» **Input records**
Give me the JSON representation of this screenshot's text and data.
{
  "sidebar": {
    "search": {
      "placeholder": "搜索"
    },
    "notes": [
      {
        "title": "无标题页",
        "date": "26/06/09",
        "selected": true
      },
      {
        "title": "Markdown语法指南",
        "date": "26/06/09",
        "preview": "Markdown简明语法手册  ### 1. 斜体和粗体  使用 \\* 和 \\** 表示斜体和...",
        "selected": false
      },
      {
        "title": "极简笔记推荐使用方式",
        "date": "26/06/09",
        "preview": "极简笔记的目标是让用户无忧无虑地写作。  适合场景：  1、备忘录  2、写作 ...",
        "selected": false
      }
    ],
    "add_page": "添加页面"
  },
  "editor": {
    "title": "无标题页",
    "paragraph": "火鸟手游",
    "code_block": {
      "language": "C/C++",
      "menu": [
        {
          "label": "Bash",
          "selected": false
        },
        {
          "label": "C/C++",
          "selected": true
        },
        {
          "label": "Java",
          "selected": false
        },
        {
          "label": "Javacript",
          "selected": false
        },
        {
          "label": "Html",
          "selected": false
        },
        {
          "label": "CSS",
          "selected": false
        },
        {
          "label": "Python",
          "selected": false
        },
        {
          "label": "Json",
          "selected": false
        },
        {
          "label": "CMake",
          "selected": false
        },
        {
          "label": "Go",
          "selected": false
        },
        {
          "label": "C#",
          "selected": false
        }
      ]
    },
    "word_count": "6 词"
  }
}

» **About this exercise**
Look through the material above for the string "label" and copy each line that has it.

» **Reply**
          "label": "Bash",
          "label": "C/C++",
          "label": "Java",
          "label": "Javacript",
          "label": "Html",
          "label": "CSS",
          "label": "Python",
          "label": "Json",
          "label": "CMake",
          "label": "Go",
          "label": "C#",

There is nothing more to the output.